Stat of the game II: The Spurs limited New Orleans to 13 points in the fourth quarter. It was the lowest total this season for the Spurs except for 12 points allowed at Minnesota on Jan. 2.
Stat of the game III: New Orleans was limited to 28.6 percent in the fourth quarter, enduring scoring droughts of 3:19 and 5:18 during the quarter.
Stat of the game IV: New Orleans starting forwards Ariza and Jason Smith clanked through a combined 4 for 21 shooting night and were limited to 11 points.
Stat of the game V: Since going 0 for 2 Jan. 5 against Dallas, Splitter has hit 69.7 percent from the field over his last 17 games. He was 7 for 9 against New Orleans Thursday night.
Weird stat of the game: Before the fourth quarter, the largest lead for either team was four points.
Not a good sign: DeJuan Blair missed several easy jumpers as he went 1 for 6 from the field and scored only three points. He’s averaging 3.6 points and shooting 33.3 percent in his last five games.
Best plus/minus scores: Splitter was plus-13, and Duncan, Neal and Danny Green all were plus-11.
Worst plus/minus scores: James Anderson and Kawhi Leonard were the only Spurs were minus-4 — the only Spurs with negative scores.

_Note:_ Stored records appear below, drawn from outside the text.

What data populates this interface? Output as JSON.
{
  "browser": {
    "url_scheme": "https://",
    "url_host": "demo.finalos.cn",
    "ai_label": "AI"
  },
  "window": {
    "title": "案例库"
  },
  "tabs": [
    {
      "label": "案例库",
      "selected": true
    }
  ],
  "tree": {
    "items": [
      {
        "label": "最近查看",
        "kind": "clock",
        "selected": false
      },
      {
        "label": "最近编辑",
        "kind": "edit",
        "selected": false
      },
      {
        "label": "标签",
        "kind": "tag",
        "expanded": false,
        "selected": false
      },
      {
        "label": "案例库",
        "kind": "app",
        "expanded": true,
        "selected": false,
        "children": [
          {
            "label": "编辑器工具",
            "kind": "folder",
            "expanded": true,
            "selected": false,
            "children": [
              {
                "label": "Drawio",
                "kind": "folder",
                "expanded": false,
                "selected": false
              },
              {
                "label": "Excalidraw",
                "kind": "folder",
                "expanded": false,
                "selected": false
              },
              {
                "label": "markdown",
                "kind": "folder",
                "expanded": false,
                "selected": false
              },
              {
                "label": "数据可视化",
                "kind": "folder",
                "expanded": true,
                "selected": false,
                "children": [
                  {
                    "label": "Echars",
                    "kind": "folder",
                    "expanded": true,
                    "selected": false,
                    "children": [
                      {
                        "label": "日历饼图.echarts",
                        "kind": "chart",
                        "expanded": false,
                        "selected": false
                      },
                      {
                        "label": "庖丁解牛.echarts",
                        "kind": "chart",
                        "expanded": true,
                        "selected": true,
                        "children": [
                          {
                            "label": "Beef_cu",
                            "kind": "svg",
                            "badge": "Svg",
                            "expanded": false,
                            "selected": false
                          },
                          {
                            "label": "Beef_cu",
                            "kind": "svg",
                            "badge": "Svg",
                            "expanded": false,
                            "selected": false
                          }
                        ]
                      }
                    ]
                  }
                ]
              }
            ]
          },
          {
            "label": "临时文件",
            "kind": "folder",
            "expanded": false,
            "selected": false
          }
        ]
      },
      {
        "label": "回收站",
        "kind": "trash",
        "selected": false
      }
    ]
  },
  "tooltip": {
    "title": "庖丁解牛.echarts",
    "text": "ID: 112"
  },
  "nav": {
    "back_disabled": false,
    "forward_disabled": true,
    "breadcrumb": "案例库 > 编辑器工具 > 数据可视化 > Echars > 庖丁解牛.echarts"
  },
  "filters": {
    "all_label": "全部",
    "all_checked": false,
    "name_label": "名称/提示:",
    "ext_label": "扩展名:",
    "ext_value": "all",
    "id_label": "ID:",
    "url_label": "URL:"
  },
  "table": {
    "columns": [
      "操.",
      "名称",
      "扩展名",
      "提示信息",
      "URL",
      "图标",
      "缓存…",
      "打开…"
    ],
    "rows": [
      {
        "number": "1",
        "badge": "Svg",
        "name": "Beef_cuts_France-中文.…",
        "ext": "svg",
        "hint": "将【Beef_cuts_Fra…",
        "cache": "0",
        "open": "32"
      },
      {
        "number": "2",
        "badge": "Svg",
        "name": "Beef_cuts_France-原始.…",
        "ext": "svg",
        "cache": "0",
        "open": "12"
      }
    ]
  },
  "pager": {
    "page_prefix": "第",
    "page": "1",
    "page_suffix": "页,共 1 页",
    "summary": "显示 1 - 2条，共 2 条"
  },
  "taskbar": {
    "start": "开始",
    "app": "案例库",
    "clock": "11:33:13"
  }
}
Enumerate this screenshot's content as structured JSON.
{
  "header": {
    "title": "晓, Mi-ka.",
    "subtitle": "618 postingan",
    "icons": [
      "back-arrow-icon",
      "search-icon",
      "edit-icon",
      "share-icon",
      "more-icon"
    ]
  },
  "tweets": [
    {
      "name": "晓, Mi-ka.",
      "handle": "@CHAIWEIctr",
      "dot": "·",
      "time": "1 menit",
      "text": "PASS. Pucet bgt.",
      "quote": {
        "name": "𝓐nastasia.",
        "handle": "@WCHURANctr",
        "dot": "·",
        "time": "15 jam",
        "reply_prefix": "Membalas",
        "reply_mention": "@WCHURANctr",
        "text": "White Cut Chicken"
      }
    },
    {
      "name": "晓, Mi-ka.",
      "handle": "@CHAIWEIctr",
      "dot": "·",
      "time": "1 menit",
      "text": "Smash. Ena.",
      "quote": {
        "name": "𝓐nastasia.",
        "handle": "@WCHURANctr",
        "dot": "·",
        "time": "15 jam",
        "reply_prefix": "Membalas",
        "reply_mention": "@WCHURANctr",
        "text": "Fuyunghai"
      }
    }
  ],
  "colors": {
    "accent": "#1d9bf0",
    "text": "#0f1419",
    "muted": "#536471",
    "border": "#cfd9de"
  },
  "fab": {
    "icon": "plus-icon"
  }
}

Quote of the game: ”He was wicked spry,” Bonner , on the recent athleticism exhibited by 35-year-old Tim Duncan.
How the schedule stacks up: The Spurs will meet Oklahoma City, the NBA team with the best record, Saturday night at the ATT Center. They then embark for the Rodeo Road Trip with starting games Monday night in Memphis and Wednesday in Philadelphia. New Orleans travels Saturday to Detroit before home games Monday against Sacramento, Wedneday against Chicago and Feb. 10 against Portland.
Injuries: Manu Ginobili missed his 19th game (Spurs record 12-7) after undergoing surgery for a fractured fifth left metacarpal. T.J. Ford missed his 14th game (Spurs record 9-5) with a torn left hamstring. New Orleans played without leading scorers Gordon (right knee contusion) and Jack (sore knee).